— DESCRIPTION OF THE TASK —
The records sit below. Return every line in them that holds the word "JSON".

----- EXERCISE DATA -----

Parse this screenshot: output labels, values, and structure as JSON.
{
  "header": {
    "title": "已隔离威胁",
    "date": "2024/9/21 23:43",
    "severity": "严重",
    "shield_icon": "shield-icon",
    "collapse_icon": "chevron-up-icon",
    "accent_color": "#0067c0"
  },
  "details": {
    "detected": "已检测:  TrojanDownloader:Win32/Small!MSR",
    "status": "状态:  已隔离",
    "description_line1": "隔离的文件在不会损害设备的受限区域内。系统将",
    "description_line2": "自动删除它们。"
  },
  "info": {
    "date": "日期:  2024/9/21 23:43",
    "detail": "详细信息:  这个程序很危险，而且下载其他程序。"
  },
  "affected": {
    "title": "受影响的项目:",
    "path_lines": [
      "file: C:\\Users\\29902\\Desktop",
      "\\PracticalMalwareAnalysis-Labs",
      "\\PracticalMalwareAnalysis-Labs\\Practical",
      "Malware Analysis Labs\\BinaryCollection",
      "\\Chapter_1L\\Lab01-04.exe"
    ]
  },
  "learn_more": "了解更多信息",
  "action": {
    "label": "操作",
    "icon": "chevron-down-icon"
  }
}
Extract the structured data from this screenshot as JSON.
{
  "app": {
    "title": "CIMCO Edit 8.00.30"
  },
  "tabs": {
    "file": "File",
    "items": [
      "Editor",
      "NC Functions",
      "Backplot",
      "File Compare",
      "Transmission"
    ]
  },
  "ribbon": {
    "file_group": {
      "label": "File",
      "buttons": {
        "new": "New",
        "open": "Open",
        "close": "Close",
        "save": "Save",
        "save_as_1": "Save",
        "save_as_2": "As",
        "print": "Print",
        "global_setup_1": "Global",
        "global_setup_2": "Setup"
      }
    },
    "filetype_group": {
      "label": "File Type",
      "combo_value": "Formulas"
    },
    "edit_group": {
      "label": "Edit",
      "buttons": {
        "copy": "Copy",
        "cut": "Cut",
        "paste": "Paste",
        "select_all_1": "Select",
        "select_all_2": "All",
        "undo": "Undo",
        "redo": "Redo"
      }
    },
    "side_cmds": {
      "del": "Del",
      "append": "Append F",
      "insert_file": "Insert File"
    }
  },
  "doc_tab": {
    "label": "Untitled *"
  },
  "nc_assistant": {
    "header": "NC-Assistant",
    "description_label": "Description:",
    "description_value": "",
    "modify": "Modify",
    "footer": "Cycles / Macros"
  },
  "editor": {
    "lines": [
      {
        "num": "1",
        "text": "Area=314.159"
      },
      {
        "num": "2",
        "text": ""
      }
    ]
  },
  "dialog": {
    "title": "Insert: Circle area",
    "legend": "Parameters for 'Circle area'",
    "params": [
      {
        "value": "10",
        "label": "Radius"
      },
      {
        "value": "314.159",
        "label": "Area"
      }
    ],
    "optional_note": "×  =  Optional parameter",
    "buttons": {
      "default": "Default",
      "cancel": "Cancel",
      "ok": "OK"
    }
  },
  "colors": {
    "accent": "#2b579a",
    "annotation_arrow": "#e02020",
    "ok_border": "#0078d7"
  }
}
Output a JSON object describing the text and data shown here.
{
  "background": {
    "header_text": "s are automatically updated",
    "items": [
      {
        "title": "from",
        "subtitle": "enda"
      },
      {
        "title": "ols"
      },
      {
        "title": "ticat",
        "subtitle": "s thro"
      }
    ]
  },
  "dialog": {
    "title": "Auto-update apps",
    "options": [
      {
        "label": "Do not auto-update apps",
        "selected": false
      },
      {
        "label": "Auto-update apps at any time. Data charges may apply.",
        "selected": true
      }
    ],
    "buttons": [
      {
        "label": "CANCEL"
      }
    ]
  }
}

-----

— ANSWER BOX —
Parse this screenshot: output labels, values, and structure as JSON.
Extract the structured data from this screenshot as JSON.
Output a JSON object describing the text and data shown here.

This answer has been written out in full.